Holding the Neck of the Oud
You should compare holding the neck of the Oud to holding an apple with your left hand. You should hold the fingerboard in the following way. With your thumb held straight, the tip of your fingers should play with the surface of the fingerboard, underneath the nails. It is very important to keep your left hand stretched forward on the fingerboard.
Holding the Pic of the Oud
You should hold the pic in between your index finger and your thumb, the other three fingers have nothing to do with your Pic, which is called the “Resha.” Hold the Resha as seen in the picture.
Practicing the Oud in Front of A Mirror
Every entertainment venue I have been to for practice has a mirror as a constant feature. This helps players to look at themselves in the mirror while they practice. Practicing in front of a mirror helps you to have a glimpse of the positions of the left and right hands, how you are actually seating, and how the audience will see you during a performance. It also boosts your confidence by helping to overcome stage fright.
The Parts of the Oud
• The Strings Base: This is the first part on the left side of the Oud model shown in this picture. The string base is made of wood to hold the strings from the bottom of the Oud. The strings Base is useful for holding the strings in position.
• Strings: The conventional Ouds nowadays have 11 strings; five in unison and one a single string.
• The Bridge: The second component on the left side of the Oud is the bridge. It is actually the part over which the strings pass to help vibrate the sounds by the strings or transmission to the sound box.
• Sound Hole: The third part is the sound hole; the sound hole of the Oud represses the sounds and projects them out of the Oud box.
• The Face of the Oud: A good Oud has a thin wooden face. By principle, the thinner the face of the Oud, the better the quality of the sound produced. The sound quality is measured by how delightful and open the sound is. Thus, it is very important for the Oud makers to apply great care when designing the face of the Oud.

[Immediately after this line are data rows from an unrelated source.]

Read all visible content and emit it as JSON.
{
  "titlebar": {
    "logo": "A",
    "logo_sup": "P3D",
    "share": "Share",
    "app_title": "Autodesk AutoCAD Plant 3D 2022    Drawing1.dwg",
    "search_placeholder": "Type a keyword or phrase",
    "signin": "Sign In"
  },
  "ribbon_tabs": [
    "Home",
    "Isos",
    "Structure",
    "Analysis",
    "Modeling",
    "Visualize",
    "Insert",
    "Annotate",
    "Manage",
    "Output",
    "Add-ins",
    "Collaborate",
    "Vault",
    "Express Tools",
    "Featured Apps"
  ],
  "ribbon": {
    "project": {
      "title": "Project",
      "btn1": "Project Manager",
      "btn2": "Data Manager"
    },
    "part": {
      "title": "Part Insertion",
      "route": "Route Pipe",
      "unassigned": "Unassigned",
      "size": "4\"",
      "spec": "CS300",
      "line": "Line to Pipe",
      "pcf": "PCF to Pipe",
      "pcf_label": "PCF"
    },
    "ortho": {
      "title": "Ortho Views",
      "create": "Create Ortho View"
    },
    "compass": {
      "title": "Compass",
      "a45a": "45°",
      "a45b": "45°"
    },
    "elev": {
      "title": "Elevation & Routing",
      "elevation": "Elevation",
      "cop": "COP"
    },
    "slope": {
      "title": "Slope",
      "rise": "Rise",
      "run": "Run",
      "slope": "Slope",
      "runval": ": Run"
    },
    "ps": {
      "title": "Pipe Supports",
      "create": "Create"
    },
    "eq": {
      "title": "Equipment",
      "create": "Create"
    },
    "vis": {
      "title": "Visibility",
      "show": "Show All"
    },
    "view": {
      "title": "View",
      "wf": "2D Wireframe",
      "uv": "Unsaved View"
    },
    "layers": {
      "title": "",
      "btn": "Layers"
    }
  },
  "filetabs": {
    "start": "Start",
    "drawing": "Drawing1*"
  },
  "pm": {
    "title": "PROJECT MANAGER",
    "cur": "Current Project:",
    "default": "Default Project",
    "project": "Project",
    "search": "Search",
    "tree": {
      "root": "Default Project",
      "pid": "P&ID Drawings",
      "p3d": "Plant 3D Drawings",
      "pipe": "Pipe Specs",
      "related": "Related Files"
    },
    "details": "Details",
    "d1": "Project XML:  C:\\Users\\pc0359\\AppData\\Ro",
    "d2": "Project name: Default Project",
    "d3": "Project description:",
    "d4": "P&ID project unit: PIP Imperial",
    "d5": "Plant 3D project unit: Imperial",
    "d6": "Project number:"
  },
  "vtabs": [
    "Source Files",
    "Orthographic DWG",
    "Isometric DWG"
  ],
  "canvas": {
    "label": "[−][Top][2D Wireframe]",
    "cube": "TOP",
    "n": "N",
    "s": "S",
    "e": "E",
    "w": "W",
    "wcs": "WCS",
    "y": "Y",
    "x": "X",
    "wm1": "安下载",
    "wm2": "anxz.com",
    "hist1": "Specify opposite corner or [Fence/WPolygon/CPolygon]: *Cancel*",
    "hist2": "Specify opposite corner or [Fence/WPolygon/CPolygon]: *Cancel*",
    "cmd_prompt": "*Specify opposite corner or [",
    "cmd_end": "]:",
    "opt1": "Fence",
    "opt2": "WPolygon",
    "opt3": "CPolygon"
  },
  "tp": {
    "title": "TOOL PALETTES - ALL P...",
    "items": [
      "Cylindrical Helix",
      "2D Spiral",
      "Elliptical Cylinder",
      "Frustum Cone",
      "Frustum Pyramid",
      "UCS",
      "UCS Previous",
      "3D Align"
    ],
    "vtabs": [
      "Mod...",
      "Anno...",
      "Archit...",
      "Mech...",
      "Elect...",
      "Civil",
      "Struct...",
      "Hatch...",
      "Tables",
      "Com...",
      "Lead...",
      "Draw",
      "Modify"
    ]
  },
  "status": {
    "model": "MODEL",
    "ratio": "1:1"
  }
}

• The Neck or Fingerboard: The fingerboard is a fretless component of the Oud. As shown in the picture, there are no frets on the fingerboard. That is what makes the Oud an Oud. This is the one major difference between the Oud and the Guitar. The reason for this is to enable the player to produce a monochromatic range of sounds on an open frequency without any limitation.
Tuning the Oud Instrument
Egyptians, Syrians and other Arab countries tune the Oud from the top in the following order:
E – A – D – G – C – F.
The Iraqis usually tune the Oud differently from the top thus:
F – C – D – G – C – F.
The Turkish tune the Oud as follows:
C# – F# – B. – E – A – D
Below, is the best sequence of tuning the Oud to cover more than 95% of the songs and compositions played on the Oud. This tuning is highly accurate and recommended for all regions including the Egyptian and Iraqi schools of Oud. Most students are advised to tune their Ouds using the following sequence:
F – A – D – G – C – F
Based in Washington DC, Ramy Adly is a master of the oud. Grounded in the main Arab classical styles in his native Egypt, Adly incorporates jazz, embracing fusion with musicians worldwide. His innovative online curriculum, School of Oud, enables students to learn the instrument utilizing online technology. For more information click here.